Tonarigumi (neighborhood association) (隣組)

Tonarigumi
This is a system which used to be common throughout Japan but was not stipulated until 1940. It was ranked under a district association, organizing several families into one group, and aimed at higher efficiency of distribution and thought control. Details are described in this section.

It is a name of a pop song with lyrics written by Ippei OKAMOTO (out of copyright for the lyrics) and music by Nobuo IIDA, and sung by Tamaki TOKUYAMA. The lyrics were prepared to propagate the tonarigumi system during wartime, and the music has cheerful and lively tones to propagate it to the citizens, so the song was also used as theme music of 'Dorifu Daibakusho' (a popular TV program). See 'Tonarigumi (song)' (for lyrics 'Tonarigumi [music]'). Tonarigumi is a government-led system for maintaining neighborhood which was one of the bases of people's lives to support the fighting forces of the wartime regime during the Showa period.

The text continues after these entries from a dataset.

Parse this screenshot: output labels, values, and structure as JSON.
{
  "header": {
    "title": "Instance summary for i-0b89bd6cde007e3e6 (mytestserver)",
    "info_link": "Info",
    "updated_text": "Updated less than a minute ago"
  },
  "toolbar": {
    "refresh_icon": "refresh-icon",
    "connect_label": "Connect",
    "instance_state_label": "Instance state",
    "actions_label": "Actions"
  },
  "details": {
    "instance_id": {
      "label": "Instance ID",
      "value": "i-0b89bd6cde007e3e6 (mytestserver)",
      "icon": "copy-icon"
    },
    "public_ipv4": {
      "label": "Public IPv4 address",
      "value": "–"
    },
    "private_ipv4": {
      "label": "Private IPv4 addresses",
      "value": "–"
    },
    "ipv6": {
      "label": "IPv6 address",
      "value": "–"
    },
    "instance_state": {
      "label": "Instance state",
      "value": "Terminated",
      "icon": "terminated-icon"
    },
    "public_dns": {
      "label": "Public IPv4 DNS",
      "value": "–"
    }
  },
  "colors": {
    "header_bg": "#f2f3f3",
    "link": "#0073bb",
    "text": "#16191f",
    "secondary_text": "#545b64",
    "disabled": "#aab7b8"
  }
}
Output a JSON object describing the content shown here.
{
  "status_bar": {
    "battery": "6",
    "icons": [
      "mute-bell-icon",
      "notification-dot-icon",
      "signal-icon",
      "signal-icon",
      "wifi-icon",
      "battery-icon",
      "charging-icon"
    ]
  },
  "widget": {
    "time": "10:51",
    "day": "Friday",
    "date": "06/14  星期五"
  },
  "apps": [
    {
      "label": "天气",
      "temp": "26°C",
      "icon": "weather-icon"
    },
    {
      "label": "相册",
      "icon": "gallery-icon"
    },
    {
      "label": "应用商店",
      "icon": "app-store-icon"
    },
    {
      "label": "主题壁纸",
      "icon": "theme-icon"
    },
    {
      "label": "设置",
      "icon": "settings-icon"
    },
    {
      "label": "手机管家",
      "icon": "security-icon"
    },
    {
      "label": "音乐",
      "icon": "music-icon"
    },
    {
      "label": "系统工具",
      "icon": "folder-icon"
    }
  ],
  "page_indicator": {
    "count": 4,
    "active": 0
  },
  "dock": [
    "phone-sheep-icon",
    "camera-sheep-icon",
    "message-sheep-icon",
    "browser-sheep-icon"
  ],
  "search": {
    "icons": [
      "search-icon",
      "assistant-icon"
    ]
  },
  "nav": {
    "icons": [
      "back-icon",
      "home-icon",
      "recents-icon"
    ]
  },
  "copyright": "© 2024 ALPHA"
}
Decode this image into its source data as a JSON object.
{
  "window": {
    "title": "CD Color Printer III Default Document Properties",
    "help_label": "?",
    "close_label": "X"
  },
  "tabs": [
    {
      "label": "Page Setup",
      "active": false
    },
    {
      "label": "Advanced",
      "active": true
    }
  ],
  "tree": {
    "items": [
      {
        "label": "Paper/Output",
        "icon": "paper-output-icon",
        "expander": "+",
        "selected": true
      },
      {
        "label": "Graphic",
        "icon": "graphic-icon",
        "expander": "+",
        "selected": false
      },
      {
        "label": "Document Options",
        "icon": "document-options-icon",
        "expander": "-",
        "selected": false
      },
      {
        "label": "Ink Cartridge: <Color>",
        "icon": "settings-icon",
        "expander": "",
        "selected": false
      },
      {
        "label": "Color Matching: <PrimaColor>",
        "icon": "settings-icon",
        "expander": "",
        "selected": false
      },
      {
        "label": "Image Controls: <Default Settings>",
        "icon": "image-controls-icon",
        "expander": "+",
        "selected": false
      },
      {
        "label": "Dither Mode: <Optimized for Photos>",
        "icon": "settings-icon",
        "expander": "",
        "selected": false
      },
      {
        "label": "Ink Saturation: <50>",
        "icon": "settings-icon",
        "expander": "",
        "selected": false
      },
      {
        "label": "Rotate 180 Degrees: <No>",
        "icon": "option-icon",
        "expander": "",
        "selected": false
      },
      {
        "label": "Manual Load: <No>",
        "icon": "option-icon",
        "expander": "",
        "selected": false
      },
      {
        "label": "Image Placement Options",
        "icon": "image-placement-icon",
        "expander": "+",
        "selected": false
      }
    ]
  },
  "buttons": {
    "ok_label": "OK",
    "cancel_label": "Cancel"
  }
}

Along with the National General Mobilization Act, Movement for General Mobilization of the National Spirit, and Movement for Strict Enforcement of Election, it was institutionalized through 'Outline of Control and Enhancement of Village Community Associations and District Associations, etc' (Neighborhood Association Enhancement Act) decided in 1939 and decreed by the Ministry of Home Affairs (Japan) in 1940. Making a group with five to ten families, it urged their solidarity and development of local autonomy, and was used for mobilization of citizens and obligatory supply of materials to the government, distribution of controlled goods, and defense activity against air raids during wartime. In 1947 after the defeat in World War II and the Pacific War, it was dissolved by the supreme commander of the General Headquarters of the Allied Powers.

Even today part of the activities which was conducted using the tonarigumi system has been succeeded to district associations, districts (not wards of government-ordinance-designated cities) and residents' associations. In some local areas, relations within neighboring districts and residents have become weak mainly due to increase of one-room condos in which singles and nuclear families live, while other areas have problems over whether to become parishioners of a local Shinto shrine and contributing to rites and festivals of the shrine.

In some areas such as Kyoto City, tonarigumi remains even today (=>positioning of former school districts in Kyoto).